Compliance Week contributor Jaclyn Jaeger wrote a piece in October 2021 offering a variety of tips to reduce tariffs. One of the first things she discussed was understanding the supply chain. She wrote about the supply chain in relation to countries of origin, knowing that tariff schemes differ from one country to the next.
Jaeger encouraged readers to look around for new countries of origin in order to help reduce tariffs. Obviously, she was not advocating fraudulently reporting countries of origin in order to save money. She was encouraging an understanding of the supply chain so as to guarantee that countries of origin are correctly reported.
Not understanding your supply chain could result in choosing the wrong country. If doing so means a higher tariff rate, the error is costing your company money. Fix the error and you save.
Taking Advantage of FTAs
Hand-in-hand with countries of origin are free trade agreements (FTAs). Jaeger recommends taking a closer look at the supply chain in order to take advantage of any and all applicable FTAs. She points out that the U.S. currently has FTAs with twenty other countries.
In both cases – determining countries of origin and FTAs – global trade compliance is not necessarily easy. There are complex rules for determining countries of origin influenced by everything from parts manufacturing to export of finished products. The company that wants to take advantage of FTAs really needs to have a comprehensive understanding of its supply chain at every level.
Import and Export Classification
Next up, Ohio-based Vigilant Global Trade Services says that incorrectly import and export classification can unnecessarily lead to higher tariffs. Imports and exports are classified based on international and nation-specific standards that directly determine tariffs and other taxes.
Companies need to get their classifications correct in order to maintain compliance. But above and beyond compliance is saving money. If a company is incorrectly classifying goods and, as a result, paying higher tariffs, fixing that one error makes an enormous difference.
Unfortunately, product classification is just as convoluted as determining the country of origin. For example, there are product codes that are pretty easy to figure out as long as goods are subject to certain uses. But change the use and you might also change the code. And this is not just for finished products, even parts that will go into making other finished products are subject to the same types of rules.

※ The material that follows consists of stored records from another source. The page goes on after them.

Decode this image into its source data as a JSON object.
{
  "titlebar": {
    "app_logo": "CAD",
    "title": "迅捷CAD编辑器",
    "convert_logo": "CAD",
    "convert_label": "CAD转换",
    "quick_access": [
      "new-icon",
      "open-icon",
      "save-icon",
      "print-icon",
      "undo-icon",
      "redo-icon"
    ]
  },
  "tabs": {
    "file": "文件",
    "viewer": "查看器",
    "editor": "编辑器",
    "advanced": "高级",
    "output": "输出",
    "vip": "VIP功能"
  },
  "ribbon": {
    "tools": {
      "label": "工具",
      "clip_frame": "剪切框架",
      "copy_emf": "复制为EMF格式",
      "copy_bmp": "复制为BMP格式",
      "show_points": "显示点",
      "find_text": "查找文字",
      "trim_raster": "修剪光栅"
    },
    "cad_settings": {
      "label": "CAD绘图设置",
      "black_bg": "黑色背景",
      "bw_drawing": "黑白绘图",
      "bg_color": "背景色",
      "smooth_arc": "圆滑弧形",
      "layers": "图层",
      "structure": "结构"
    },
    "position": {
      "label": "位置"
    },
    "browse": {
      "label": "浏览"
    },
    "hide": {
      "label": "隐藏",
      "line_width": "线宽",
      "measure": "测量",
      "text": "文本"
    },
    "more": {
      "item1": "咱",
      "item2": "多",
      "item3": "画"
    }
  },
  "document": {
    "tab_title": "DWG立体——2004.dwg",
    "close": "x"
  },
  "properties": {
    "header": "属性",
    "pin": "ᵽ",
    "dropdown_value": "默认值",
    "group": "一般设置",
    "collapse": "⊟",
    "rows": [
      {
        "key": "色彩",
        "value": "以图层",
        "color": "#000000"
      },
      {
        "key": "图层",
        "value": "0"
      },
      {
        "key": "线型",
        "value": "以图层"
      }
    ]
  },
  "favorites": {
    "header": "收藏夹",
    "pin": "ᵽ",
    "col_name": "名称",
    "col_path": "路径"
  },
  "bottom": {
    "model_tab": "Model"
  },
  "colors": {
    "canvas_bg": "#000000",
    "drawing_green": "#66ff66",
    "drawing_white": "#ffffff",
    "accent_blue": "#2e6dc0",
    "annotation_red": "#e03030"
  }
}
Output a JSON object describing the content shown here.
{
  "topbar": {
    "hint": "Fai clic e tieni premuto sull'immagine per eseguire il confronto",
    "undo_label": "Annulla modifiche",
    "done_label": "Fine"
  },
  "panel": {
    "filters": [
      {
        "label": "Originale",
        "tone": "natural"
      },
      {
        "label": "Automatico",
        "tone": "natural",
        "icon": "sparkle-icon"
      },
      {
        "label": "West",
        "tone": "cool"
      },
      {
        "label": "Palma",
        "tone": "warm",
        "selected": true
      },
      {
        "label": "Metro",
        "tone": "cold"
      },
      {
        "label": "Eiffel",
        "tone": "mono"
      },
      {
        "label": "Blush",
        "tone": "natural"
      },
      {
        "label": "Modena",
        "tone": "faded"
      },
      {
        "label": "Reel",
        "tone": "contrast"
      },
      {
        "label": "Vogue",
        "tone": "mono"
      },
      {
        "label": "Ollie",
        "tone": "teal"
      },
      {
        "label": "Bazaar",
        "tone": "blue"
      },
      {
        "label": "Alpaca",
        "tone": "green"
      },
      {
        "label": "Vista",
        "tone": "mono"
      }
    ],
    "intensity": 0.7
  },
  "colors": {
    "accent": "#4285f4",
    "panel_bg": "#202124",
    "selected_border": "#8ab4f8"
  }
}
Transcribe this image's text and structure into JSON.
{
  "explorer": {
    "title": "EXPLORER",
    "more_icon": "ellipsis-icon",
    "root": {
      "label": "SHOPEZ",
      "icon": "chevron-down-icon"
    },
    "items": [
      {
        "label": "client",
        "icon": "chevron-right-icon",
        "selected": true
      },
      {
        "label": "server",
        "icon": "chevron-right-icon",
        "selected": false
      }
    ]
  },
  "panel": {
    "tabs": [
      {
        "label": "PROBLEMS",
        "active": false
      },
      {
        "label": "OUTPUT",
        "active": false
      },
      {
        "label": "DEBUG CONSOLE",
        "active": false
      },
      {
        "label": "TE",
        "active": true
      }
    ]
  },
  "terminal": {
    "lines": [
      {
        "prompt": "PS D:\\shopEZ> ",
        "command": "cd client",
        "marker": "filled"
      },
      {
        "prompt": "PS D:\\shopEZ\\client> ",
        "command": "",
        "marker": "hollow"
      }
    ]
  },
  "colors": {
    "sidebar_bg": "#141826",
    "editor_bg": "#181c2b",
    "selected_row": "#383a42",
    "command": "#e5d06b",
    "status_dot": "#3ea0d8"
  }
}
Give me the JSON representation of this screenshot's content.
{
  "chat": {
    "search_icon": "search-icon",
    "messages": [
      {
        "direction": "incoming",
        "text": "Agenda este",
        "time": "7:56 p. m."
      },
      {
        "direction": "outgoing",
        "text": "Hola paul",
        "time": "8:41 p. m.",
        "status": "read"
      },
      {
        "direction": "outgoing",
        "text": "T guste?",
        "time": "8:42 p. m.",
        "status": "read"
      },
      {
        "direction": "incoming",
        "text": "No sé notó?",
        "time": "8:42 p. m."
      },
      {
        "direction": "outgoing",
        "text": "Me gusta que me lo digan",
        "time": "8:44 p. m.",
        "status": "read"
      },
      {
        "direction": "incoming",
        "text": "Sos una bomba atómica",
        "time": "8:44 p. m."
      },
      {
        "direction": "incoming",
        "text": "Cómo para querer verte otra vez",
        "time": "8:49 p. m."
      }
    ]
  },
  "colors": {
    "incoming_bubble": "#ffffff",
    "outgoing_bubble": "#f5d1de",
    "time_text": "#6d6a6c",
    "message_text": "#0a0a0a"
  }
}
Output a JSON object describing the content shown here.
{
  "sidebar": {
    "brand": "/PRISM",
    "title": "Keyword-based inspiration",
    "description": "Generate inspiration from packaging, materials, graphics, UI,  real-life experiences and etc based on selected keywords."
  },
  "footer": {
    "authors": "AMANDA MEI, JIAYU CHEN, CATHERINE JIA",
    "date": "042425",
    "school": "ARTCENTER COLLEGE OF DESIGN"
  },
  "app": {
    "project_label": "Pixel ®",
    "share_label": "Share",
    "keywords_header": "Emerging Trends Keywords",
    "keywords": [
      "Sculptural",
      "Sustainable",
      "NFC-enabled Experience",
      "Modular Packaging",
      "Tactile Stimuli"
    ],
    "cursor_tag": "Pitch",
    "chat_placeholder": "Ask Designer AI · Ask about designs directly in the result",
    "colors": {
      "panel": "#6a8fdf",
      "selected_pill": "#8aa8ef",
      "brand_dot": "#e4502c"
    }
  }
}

Innocent Mistakes Can Cost
It is not unheard of for companies to purposely skirt the rules in order to save on tariffs. But even innocent trade compliance mistakes can be costly. Reporting the wrong country of origin can mean a higher tariff. Misclassifying products can lead to the same result.
All of this is to say that it pays to make sure that all your compliance ducks are in a row. If that means contracting with a global trade services provider, so be it. The alternative is to continue losing money, and potential customers, to higher than necessary tariffs.